Across the listing, the lines that include "title" must be tallied and reported as a bare number.

RECORDS:
#####

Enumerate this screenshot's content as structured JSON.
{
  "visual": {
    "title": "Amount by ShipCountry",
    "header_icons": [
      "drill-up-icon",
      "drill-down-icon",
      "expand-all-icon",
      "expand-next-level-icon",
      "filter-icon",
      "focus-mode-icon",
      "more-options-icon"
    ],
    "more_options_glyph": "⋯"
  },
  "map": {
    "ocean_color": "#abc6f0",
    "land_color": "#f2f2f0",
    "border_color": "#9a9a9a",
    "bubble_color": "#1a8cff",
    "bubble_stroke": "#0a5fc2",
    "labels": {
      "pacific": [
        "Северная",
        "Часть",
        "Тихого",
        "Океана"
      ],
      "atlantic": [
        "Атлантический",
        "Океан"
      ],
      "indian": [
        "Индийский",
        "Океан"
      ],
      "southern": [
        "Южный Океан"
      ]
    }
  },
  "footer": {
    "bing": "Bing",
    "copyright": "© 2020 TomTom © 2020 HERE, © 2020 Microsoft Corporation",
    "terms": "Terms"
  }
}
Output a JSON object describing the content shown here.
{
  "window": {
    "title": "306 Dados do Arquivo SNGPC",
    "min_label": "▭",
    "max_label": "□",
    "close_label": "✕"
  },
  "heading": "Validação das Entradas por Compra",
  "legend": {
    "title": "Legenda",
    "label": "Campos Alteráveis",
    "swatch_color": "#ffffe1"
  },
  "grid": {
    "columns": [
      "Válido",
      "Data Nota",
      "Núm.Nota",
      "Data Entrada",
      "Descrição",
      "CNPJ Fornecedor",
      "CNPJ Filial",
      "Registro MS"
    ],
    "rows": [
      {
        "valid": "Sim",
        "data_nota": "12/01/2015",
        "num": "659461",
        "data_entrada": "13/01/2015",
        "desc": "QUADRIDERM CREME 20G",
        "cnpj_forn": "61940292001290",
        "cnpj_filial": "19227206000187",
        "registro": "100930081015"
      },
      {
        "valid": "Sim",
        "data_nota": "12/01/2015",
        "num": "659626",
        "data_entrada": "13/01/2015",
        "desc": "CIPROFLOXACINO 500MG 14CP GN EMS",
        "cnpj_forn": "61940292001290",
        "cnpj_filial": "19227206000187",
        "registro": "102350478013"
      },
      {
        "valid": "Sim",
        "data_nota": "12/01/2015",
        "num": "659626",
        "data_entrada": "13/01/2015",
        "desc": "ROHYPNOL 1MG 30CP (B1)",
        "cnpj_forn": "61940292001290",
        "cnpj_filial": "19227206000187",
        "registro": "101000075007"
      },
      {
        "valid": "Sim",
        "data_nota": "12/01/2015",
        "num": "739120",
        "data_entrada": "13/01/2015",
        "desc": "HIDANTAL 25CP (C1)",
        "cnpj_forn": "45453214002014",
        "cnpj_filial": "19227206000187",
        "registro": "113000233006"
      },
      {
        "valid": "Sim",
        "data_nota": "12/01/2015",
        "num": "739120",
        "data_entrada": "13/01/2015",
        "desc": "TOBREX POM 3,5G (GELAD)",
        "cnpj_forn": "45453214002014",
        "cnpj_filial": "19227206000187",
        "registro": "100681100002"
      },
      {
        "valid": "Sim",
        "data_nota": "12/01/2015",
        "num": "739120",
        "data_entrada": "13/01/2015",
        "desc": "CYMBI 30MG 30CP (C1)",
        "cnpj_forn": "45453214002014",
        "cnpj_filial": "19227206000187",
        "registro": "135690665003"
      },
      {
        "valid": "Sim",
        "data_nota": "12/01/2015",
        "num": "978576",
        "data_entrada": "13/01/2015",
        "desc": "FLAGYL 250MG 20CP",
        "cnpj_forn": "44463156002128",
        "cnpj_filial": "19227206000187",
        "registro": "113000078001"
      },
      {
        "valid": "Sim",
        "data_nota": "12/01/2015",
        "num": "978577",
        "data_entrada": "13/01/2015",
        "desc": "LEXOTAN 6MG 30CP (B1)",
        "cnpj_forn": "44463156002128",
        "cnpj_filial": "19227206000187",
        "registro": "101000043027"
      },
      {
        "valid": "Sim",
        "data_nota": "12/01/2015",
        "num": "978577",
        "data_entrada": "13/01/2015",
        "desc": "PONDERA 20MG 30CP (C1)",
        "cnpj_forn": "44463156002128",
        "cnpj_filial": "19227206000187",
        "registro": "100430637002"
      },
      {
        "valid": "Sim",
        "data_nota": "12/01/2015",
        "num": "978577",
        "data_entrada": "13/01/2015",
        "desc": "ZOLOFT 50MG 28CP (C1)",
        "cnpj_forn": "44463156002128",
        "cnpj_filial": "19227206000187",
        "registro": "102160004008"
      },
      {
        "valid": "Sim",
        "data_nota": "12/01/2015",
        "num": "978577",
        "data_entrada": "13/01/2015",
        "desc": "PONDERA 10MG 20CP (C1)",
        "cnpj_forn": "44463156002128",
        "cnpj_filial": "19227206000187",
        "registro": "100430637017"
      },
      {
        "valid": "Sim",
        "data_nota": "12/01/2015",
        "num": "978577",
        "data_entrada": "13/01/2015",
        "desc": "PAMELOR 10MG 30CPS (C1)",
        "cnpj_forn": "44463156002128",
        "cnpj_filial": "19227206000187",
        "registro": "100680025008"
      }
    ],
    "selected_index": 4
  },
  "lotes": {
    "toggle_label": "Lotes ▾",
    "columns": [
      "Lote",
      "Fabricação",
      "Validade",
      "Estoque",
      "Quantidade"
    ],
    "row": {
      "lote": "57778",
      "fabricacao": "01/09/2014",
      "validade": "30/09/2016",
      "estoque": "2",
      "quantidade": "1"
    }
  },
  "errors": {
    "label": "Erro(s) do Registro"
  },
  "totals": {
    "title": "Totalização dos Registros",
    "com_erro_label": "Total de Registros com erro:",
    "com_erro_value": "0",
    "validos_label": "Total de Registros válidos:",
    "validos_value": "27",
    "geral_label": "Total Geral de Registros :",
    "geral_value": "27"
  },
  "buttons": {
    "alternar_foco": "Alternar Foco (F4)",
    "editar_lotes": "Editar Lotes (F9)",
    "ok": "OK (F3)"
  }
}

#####

RESULT OF THE EXERCISE: 4